Members of Knesset visited the Temple Mount, Judaism’s holy site, for the first time in two years.
Members of Knesset (MK) Yehuda Glick and Shuli Mualem-Refaeli ascended the Temple Mount on Tuesday, the first such visit by Israeli lawmakers since 2015.
Glick led a group in a tour of the holy site.
The MKs were admitted to the site under special terms dictated by Prime Minister Benjamin Netanyahu, who fears that such high-profile visits could spark another outburst of Palestinian violence and has therefore prevented such visits until now.
The last time Glick visited the Temple Mount was in May 2016, the day he was sworn in as an MK.

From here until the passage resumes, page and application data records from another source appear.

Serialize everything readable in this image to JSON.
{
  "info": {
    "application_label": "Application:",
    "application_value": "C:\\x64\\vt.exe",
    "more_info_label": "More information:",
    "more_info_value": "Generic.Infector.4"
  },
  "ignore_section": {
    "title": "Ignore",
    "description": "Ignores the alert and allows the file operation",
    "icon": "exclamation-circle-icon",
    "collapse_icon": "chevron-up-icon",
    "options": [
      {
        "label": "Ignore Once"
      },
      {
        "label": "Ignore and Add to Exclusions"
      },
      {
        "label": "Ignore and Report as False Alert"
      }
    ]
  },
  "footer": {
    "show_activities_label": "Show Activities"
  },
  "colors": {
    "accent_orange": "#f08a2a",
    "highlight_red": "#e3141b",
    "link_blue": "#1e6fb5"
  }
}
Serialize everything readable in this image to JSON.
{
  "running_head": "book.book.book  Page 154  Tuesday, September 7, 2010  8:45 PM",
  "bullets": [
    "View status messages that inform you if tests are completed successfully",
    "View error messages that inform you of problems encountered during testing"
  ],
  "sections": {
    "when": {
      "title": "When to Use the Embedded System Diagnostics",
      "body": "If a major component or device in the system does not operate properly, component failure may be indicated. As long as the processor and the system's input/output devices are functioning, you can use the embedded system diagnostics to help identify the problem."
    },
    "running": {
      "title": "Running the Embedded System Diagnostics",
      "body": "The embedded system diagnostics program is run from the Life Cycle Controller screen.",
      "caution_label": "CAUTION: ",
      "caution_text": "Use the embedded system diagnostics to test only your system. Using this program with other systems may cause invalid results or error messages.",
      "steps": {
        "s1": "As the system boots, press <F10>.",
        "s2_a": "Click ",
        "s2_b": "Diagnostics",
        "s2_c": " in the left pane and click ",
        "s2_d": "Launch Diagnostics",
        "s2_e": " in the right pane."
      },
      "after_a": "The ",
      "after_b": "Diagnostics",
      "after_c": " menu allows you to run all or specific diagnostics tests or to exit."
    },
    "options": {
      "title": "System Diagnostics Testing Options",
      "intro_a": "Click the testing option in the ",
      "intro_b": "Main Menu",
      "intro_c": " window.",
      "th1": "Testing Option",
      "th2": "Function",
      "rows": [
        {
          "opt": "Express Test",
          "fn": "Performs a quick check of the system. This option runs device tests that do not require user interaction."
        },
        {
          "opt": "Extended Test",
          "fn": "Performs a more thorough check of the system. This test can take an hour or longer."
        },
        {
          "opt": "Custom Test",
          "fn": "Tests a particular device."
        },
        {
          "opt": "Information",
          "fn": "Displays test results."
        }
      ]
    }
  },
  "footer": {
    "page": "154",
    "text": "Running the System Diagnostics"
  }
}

“I hope that making the Temple Mount accessible to Members of Knesset will not be a singular event, but rather a renewed beginning worthy of the holiest place in the world,’ Glick told Israel’s Ynet. “The Temple Mount is the source of my life.”
Arab MK Ahmed Tibi denounced Glick and Mualem-Refaeli as “right-wing extremists” who “broke into al-Aqsa Mosque with the help of the Israeli government and its police.”
“They want to allow them to pray in the mosque’s courtyard,” Tibi fumed.
Glick repudiated the allegation that his actions would generate more violence, sarcastically saying that he has a “peculiar point of view, in which the person responsible for acts of terrorism is he who commits them, and those who incite them. I am convinced that those who ascend the Tempe Mount peacefully add peace to the world, and those who promote incitement and hatred are responsible” for violent events.
The visit comes after Israel experienced a wave of Palestinian terrorism surrounding the Temple Mount.
On July 14, Muhammad Ahmed Muhammad Jabarin, 29, Muhammad Hamad Abdel Latif Jabarin, 19, and Muhammad Ahmed Mafdal Jabarin, 19, cousins and residents of Umm al-Fahm, carried out a terror attack at the entrance to the Temple Mount in Jerusalem. The attack resulted with the death two Israeli Druze police officers, Master Sgt. Kamil Shnaan and Master Sgt. Haiel Sitawe.
Israel introduced metal detectors at the entrance to the Temple Mount, which led to riots that ended only after Israel removed them.
Glick, a vocal advocate of Jewish rights on the Temple Mount, narrowly survived an assassination attempt by a Palestinian terrorist in October 2014. Glick was shot and gravely wounded, while the terrorist was shot dead by Israeli forces a day later.
By: World Israel News Staff
TPS contributed to this report.